• GOAL OF THE EXERCISE: Read the records that follow and state how many lines hold "title", adding nothing else.

Items from an interface collection
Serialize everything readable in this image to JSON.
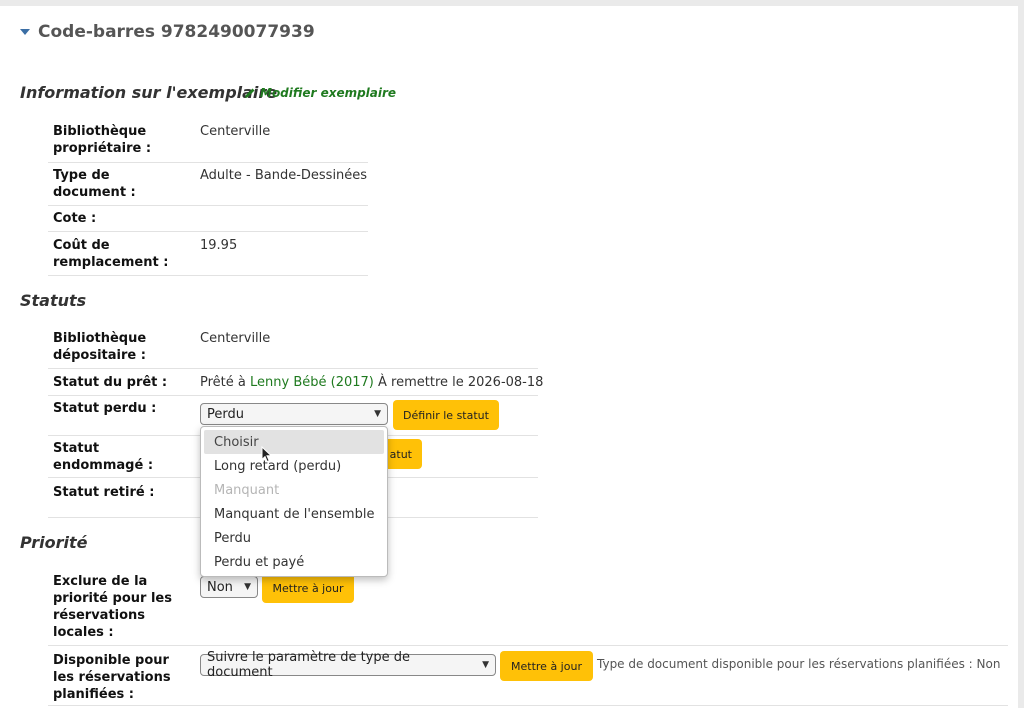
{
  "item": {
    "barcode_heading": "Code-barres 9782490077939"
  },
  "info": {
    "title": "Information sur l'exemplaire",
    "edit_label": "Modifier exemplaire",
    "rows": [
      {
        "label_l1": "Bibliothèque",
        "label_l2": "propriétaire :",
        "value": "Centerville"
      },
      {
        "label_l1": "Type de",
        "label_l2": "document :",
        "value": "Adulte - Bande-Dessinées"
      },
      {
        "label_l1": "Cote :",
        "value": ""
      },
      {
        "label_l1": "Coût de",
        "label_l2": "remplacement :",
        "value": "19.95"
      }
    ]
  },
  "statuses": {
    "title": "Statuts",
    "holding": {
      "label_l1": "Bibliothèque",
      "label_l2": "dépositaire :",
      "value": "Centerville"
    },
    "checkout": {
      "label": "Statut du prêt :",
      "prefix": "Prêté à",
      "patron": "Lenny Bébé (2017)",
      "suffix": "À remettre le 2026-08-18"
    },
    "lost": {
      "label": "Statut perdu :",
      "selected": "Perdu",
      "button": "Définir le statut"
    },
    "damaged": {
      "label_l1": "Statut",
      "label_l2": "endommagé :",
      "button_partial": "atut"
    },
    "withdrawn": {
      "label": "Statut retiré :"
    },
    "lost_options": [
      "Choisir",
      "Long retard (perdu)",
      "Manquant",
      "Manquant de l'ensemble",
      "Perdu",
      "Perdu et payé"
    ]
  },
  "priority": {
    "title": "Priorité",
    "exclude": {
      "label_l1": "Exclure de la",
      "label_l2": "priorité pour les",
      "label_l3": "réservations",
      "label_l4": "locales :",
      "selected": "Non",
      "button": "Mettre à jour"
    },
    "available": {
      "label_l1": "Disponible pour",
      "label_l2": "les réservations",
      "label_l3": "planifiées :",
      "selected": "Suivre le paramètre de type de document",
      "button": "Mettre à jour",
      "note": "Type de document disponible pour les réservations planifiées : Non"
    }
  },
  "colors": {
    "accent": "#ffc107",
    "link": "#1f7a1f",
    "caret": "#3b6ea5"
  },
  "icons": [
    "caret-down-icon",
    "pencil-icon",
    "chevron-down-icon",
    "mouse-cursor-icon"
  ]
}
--
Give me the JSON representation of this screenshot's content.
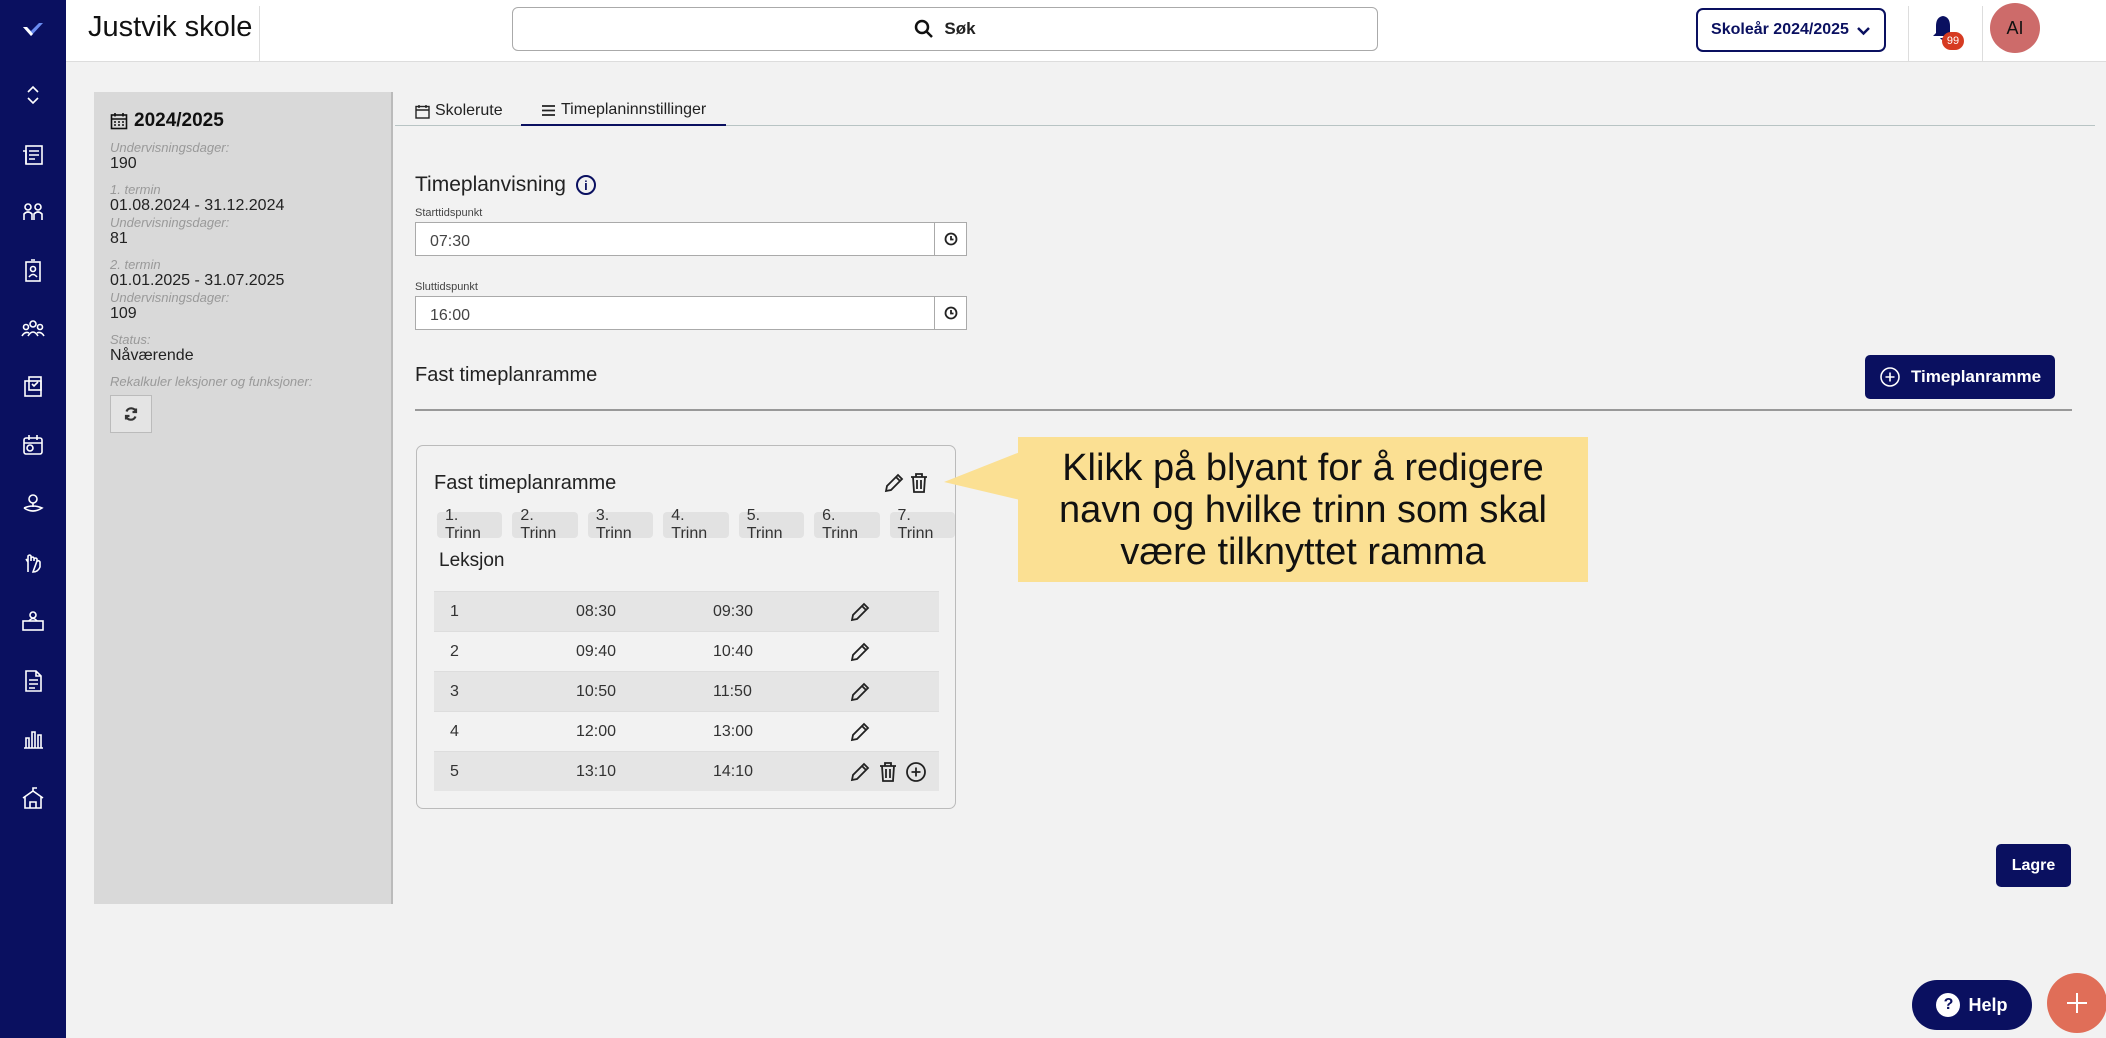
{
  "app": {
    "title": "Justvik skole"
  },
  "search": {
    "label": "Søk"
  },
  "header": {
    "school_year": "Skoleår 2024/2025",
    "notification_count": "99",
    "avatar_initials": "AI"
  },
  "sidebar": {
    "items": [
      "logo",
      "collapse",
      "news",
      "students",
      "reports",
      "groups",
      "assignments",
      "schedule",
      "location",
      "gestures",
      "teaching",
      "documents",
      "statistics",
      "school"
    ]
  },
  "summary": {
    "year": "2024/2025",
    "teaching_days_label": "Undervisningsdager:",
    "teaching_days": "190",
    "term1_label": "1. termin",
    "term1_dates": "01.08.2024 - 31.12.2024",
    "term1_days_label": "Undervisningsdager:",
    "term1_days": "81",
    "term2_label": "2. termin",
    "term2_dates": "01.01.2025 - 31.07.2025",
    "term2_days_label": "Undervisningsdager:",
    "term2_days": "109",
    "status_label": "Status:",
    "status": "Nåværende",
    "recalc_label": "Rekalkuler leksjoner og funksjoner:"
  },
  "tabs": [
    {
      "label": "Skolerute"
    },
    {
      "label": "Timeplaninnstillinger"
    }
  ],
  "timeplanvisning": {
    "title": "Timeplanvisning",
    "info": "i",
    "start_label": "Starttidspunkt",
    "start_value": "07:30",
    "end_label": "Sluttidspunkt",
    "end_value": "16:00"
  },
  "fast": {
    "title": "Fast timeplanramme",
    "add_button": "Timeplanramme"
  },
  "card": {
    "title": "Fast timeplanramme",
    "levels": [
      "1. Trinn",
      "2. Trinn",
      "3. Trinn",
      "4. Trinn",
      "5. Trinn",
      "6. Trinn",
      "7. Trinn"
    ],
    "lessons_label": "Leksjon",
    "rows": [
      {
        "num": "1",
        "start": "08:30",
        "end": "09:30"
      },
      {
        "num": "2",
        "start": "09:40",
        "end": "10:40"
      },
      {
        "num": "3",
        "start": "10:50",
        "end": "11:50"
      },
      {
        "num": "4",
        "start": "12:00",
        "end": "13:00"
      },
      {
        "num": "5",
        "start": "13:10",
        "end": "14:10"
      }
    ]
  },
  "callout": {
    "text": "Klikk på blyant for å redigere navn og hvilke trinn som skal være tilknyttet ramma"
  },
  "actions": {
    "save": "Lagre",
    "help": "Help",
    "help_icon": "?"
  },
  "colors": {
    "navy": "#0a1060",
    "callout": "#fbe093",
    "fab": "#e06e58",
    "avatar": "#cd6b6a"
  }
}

• EXERCISE RESPONSE: 7